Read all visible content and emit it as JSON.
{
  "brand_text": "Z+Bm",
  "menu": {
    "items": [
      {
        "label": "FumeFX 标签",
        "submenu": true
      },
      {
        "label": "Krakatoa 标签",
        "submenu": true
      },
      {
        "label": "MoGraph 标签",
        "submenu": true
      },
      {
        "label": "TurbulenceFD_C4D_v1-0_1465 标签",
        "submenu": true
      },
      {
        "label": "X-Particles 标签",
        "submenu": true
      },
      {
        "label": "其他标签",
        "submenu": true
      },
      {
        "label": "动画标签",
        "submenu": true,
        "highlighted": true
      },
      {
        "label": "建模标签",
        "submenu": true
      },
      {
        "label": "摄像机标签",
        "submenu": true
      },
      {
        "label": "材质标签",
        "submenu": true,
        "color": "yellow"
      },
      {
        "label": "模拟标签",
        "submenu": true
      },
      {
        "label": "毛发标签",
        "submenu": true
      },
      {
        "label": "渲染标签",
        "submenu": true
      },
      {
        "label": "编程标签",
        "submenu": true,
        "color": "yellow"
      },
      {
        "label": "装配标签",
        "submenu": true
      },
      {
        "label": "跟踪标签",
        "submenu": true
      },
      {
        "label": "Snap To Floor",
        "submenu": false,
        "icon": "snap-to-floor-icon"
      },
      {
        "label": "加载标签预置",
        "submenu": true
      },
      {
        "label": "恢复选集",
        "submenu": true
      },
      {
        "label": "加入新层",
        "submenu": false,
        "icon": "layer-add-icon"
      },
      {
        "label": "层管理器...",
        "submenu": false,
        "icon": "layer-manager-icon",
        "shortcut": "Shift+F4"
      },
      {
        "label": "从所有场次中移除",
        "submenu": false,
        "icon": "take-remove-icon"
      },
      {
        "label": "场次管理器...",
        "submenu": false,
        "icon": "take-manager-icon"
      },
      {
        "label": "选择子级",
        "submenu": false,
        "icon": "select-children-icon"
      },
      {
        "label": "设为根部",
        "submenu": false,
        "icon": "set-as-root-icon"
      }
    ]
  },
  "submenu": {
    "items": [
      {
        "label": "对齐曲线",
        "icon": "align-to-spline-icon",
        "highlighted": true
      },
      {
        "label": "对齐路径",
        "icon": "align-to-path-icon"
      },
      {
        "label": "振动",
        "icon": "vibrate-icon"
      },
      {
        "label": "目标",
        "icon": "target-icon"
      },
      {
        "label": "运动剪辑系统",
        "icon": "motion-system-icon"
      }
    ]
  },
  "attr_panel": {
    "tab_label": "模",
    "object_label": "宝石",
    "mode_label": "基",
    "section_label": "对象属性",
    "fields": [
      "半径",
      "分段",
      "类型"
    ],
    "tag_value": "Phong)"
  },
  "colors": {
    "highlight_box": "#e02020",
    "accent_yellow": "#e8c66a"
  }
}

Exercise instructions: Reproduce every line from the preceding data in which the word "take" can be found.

Reply:
        "icon": "take-remove-icon"
        "icon": "take-manager-icon"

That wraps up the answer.